══ RECORDS PROVIDED

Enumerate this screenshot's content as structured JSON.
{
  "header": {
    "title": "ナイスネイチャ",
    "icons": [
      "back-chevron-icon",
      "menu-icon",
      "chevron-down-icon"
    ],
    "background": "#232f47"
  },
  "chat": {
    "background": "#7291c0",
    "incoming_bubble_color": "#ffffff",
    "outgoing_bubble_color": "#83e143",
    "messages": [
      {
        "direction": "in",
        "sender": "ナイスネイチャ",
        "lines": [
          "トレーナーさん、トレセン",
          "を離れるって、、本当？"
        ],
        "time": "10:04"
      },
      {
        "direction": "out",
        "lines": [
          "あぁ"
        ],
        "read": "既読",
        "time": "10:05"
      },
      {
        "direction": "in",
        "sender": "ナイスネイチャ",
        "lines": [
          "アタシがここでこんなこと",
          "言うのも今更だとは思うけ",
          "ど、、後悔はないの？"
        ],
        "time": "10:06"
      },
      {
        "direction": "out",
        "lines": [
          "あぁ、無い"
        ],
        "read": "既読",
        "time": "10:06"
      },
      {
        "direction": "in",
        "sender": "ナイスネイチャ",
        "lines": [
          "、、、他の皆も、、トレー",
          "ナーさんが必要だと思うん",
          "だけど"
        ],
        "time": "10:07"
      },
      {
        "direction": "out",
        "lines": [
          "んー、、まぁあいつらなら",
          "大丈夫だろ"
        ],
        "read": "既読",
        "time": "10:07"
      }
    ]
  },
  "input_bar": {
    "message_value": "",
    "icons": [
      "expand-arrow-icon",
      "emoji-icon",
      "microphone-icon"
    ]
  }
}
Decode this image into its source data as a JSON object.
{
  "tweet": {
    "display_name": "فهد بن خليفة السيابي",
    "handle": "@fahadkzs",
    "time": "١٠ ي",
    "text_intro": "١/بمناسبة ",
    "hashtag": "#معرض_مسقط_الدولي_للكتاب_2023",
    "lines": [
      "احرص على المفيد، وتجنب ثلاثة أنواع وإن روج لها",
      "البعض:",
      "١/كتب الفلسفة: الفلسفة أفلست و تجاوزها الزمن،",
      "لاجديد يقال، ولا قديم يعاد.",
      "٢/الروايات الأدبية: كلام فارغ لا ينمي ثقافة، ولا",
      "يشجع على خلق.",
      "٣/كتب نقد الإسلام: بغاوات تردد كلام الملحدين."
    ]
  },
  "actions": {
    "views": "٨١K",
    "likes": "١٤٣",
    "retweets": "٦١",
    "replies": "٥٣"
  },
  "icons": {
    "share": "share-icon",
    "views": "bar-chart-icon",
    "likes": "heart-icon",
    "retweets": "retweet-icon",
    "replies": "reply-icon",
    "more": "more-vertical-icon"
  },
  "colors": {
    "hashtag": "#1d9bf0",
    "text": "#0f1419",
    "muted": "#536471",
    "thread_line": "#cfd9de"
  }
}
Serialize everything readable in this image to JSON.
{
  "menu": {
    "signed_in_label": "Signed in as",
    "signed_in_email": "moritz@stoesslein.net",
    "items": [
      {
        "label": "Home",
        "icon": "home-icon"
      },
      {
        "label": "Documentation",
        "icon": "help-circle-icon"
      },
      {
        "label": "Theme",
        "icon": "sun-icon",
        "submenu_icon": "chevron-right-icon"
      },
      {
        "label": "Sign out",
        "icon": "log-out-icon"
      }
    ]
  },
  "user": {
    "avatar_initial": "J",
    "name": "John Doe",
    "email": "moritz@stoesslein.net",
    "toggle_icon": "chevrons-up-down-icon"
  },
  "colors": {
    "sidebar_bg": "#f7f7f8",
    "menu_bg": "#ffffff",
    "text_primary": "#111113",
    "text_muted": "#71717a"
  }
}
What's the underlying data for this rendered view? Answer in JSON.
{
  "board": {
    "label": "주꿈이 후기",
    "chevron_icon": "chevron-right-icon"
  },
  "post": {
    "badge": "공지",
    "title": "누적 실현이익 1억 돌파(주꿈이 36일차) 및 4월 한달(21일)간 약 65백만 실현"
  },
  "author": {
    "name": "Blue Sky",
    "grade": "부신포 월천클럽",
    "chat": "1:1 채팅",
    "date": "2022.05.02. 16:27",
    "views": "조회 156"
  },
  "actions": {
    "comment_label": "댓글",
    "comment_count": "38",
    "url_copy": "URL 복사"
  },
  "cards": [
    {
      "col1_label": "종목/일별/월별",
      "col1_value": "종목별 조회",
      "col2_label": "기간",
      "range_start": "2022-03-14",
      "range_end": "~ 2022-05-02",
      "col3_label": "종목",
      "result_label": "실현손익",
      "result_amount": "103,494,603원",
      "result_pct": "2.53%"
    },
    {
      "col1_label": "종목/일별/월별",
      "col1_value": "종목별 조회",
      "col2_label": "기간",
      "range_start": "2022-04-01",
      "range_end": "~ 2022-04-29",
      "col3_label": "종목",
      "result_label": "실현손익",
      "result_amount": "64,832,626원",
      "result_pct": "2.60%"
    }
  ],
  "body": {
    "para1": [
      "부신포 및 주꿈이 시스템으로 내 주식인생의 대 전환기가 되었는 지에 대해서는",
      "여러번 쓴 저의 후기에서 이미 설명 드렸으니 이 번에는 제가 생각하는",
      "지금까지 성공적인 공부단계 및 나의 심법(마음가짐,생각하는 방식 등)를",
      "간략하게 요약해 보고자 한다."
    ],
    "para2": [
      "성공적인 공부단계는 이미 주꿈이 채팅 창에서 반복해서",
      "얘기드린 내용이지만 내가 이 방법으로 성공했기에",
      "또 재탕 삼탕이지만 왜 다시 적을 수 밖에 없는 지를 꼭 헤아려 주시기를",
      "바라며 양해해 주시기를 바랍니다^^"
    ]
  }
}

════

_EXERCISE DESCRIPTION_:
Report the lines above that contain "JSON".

_WORKED SOLUTION_:
Enumerate this screenshot's content as structured JSON.
Decode this image into its source data as a JSON object.
Serialize everything readable in this image to JSON.
What's the underlying data for this rendered view? Answer in JSON.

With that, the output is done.